I listen to instructions on how to manage my "army of servants": the drivers, nannies, maintenance workers, cooks and butlers. The score turns dark and bittersweet as we move down into the vaults. I have to wear a heavy mantle of responsibility to keep my family legacy and dominion intact. My workers will sign confidentiality agreements. I will only hire legally, and all relations must be kept above board. And I have to resist treating maids like "sweet but poor relatives," the monologue continues; it is best to not show anger, as we must only "express our strongest emotions to our equals."
My walk through Unreal Estate is a journey inward. This is the purpose of deploying a first-person, meditative, role-playing experience. I am invited to meditate on my own relationship to the space. I walk deeper into the museum, past gold-leafed borders, up columned stairs. I hear: To become master of your home, you must define its mission. What mission would I give a home this grand?
This virtual Royal Academy, as metonymy of the art world, makes me acutely aware of how successive historical articulations of power and desire can converge in one space. The building, in this context, makes the fantasy of total ownership and real prestige both accessible and understandable.
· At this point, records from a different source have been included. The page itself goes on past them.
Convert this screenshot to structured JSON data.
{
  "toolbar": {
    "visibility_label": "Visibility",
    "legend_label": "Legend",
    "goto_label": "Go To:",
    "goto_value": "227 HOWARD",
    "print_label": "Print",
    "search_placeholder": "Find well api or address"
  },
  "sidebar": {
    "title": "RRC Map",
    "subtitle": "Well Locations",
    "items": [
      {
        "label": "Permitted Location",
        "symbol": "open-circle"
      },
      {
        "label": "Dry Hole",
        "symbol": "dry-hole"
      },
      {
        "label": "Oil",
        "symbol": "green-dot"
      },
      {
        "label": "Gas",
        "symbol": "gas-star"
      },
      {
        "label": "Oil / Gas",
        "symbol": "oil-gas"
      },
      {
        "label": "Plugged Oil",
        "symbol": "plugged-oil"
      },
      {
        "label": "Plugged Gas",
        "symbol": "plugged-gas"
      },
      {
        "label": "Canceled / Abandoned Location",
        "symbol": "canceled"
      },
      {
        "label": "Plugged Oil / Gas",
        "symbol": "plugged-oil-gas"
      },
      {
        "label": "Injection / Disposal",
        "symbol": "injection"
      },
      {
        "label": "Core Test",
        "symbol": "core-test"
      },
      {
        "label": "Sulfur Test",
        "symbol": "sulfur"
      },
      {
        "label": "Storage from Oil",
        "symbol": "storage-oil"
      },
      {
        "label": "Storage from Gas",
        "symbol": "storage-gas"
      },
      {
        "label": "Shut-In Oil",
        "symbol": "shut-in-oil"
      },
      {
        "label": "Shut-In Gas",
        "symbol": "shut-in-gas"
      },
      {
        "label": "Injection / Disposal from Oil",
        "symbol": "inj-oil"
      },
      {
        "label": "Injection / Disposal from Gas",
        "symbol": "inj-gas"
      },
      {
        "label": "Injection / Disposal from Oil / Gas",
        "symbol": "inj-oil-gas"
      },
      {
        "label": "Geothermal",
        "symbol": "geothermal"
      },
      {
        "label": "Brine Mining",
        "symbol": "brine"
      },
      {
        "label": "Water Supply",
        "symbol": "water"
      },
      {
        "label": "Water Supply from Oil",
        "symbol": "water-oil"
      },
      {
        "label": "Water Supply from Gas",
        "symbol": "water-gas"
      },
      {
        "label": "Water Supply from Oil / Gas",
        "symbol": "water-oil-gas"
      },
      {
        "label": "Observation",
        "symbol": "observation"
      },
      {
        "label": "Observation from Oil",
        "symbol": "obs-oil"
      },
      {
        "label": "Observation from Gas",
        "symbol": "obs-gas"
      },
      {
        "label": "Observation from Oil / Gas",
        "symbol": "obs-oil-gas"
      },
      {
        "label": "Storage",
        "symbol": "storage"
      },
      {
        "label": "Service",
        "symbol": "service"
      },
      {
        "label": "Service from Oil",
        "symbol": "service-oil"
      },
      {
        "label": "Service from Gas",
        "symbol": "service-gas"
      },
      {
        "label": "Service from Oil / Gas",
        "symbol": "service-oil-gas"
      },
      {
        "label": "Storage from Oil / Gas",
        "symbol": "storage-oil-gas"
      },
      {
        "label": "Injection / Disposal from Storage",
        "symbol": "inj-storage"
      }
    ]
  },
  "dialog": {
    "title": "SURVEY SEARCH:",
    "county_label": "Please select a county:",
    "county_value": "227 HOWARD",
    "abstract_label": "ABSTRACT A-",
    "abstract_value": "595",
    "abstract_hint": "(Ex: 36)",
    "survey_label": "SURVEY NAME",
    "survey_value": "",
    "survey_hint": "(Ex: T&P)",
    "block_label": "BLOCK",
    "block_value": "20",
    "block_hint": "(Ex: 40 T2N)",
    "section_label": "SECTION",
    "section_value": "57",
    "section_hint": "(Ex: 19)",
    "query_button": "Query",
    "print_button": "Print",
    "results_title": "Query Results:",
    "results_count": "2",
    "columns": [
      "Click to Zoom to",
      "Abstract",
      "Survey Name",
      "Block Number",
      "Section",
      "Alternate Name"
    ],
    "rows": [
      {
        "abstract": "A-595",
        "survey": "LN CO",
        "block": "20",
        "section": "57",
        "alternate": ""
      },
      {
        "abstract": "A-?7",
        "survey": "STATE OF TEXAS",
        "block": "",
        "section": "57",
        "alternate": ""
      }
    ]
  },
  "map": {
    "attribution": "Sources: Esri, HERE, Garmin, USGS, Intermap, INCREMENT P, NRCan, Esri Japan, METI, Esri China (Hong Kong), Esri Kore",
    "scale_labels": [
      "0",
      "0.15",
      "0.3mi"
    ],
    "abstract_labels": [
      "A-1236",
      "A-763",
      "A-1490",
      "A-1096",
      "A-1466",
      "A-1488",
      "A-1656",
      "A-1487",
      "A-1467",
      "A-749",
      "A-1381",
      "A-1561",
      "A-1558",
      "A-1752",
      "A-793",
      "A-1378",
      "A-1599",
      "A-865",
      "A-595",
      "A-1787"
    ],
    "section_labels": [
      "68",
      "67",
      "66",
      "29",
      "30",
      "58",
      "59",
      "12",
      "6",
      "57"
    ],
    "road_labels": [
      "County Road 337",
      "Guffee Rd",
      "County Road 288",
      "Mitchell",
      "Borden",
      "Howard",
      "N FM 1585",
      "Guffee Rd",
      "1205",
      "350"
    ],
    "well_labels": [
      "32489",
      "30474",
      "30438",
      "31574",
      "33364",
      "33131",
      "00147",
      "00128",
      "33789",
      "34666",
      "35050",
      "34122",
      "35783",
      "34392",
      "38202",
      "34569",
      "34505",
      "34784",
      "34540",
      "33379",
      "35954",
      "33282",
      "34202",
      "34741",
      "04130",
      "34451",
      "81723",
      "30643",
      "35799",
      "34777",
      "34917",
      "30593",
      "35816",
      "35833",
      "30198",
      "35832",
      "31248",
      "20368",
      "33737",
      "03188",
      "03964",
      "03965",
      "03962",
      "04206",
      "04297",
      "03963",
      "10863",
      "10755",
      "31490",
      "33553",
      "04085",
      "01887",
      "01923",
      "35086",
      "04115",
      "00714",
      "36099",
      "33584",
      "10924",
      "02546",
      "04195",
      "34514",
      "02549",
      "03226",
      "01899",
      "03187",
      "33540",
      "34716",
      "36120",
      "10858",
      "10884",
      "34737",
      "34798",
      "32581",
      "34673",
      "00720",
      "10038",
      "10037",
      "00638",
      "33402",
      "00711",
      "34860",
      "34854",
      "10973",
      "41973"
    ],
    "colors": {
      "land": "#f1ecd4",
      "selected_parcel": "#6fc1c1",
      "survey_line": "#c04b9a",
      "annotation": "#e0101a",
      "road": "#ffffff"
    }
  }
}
And what, I think, looking up at these totalizing facades, is wrong with desiring protection? The precariat of earlier ages used his pluck, endurance, and resilience to rise up from the dusty streets into the lit, rolling gardens of the aristocracy. Today's white collar office worker, though a little less smudged and hungry than Pip, still lives in an unsure world. He dreams of security, of safety, of continuity.
Though the simulation and dislocation in Unreal Estate should allow the space to be more fluid and plastic, it is interesting that the systems and symbols of great power are replicated again on the island. The logic and language of titanic ownership inspire potent longing. Wealth is, as ever, anything but just wealth: it is controlling desire, it is channeling anxiety into taste, it is the promise of protecting and supporting future generations.
In the final minutes of the film, I watch the sunlight cut thick gold lines across a smaller, seemingly gold model of the Royal Academy, kept on a dais, in a hall lined with thick maroon carpet. Then, I am up on the roof. I skip past Anish Kapoor's Cloud Gate to the helipad. I feel deeply settled as the helicopter lifts up over my property; I survey my new estate for the first time. I think of my banker friends breaking out champagne to laugh at thousands of protesters from the balcony of their investment firm. I think of a young monarch assuming her duty, frozen into the image of the Virgin Queen at the end of the film Elizabeth.
Below, the glass ceilings of the gallery rooms, about fourteen in total, glitter in their gold and stone settings. I see rubies, emeralds, sapphires, diamonds, all ensconced, like jewels set in the lid of a tomb.